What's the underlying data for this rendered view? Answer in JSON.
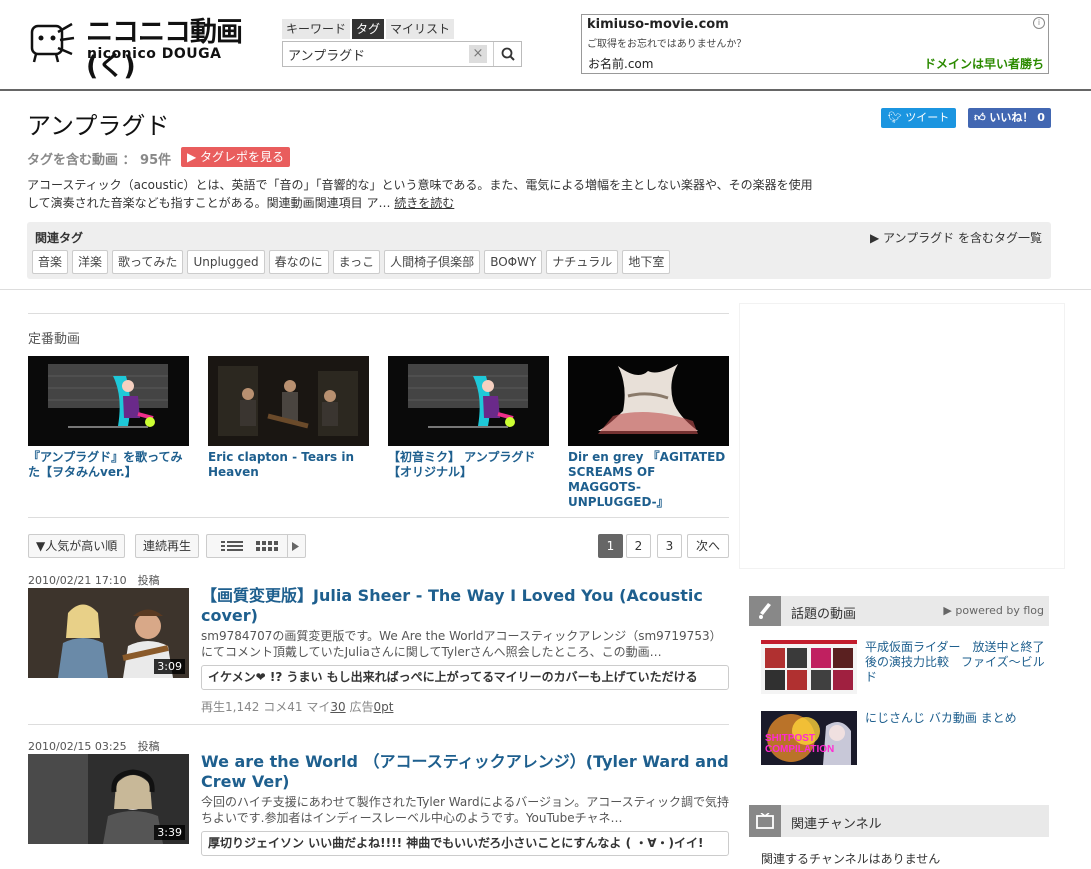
{
  "header": {
    "logo_main": "ニコニコ動画(く)",
    "logo_sub": "niconico DOUGA",
    "search_tabs": [
      "キーワード",
      "タグ",
      "マイリスト"
    ],
    "search_active_tab": "タグ",
    "search_value": "アンプラグド",
    "search_clear": "×"
  },
  "ad": {
    "domain": "kimiuso-movie.com",
    "question": "ご取得をお忘れではありませんか？",
    "brand": "お名前.com",
    "cta": "ドメインは早い者勝ち",
    "info_icon": "i"
  },
  "page": {
    "title": "アンプラグド",
    "tweet_label": "ツイート",
    "like_label": "いいね！ 0",
    "count_label": "タグを含む動画 ： 95件",
    "tagrepo_label": "▶ タグレポを見る",
    "description": "アコースティック（acoustic）とは、英語で「音の」「音響的な」という意味である。また、電気による増幅を主としない楽器や、その楽器を使用して演奏された音楽なども指すことがある。関連動画関連項目 ア…",
    "readmore": "続きを読む"
  },
  "related": {
    "label": "関連タグ",
    "all_link": "▶ アンプラグド を含むタグ一覧",
    "tags": [
      "音楽",
      "洋楽",
      "歌ってみた",
      "Unplugged",
      "春なのに",
      "まっこ",
      "人間椅子倶楽部",
      "BOΦWY",
      "ナチュラル",
      "地下室"
    ]
  },
  "featured": {
    "heading": "定番動画",
    "items": [
      {
        "title": "『アンプラグド』を歌ってみた【ヲタみんver.】"
      },
      {
        "title": "Eric clapton - Tears in Heaven"
      },
      {
        "title": "【初音ミク】 アンプラグド【オリジナル】"
      },
      {
        "title": "Dir en grey 『AGITATED SCREAMS OF MAGGOTS-UNPLUGGED-』"
      }
    ]
  },
  "toolbar": {
    "sort_label": "▼人気が高い順",
    "continuous_label": "連続再生",
    "pages": [
      "1",
      "2",
      "3"
    ],
    "current_page": "1",
    "next_label": "次へ"
  },
  "videos": [
    {
      "date": "2010/02/21 17:10　投稿",
      "title": "【画質変更版】Julia Sheer - The Way I Loved You (Acoustic cover)",
      "description": "sm9784707の画質変更版です。We Are the Worldアコースティックアレンジ（sm9719753）にてコメント頂戴していたJuliaさんに関してTylerさんへ照会したところ、この動画…",
      "comment": "イケメン❤ !? うまい もし出来ればっぺに上がってるマイリーのカバーも上げていただける",
      "duration": "3:09",
      "views_label": "再生",
      "views": "1,142",
      "comments_label": "コメ",
      "comments": "41",
      "mylist_label": "マイ",
      "mylist": "30",
      "ad_label": "広告",
      "ad_points": "0pt"
    },
    {
      "date": "2010/02/15 03:25　投稿",
      "title": "We are the World （アコースティックアレンジ）(Tyler Ward and Crew Ver)",
      "description": "今回のハイチ支援にあわせて製作されたTyler Wardによるバージョン。アコースティック調で気持ちよいです.参加者はインディースレーベル中心のようです。YouTubeチャネ…",
      "comment": "厚切りジェイソン いい曲だよね!!!! 神曲でもいいだろ小さいことにすんなよ ( ・∀・)イイ!",
      "duration": "3:39"
    }
  ],
  "sidebar": {
    "trend_label": "話題の動画",
    "powered": "▶ powered by flog",
    "trend_items": [
      {
        "title": "平成仮面ライダー　放送中と終了後の演技力比較　ファイズ～ビルド"
      },
      {
        "title": "にじさんじ バカ動画 まとめ"
      }
    ],
    "trend_thumb_text": "SHITPOST COMPILATION",
    "channel_label": "関連チャンネル",
    "channel_empty": "関連するチャンネルはありません"
  },
  "colors": {
    "link": "#1e5f8e",
    "tagrepo": "#e95d5d",
    "tweet": "#1b95e0",
    "like": "#4267b2",
    "ad_cta": "#2b8a00"
  }
}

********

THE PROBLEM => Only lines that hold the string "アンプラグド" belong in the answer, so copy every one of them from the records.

EXERCISE RESULT =>
    "search_value": "アンプラグド",
    "title": "アンプラグド",
    "all_link": "▶ アンプラグド を含むタグ一覧",
        "title": "『アンプラグド』を歌ってみた【ヲタみんver.】"
        "title": "【初音ミク】 アンプラグド【オリジナル】"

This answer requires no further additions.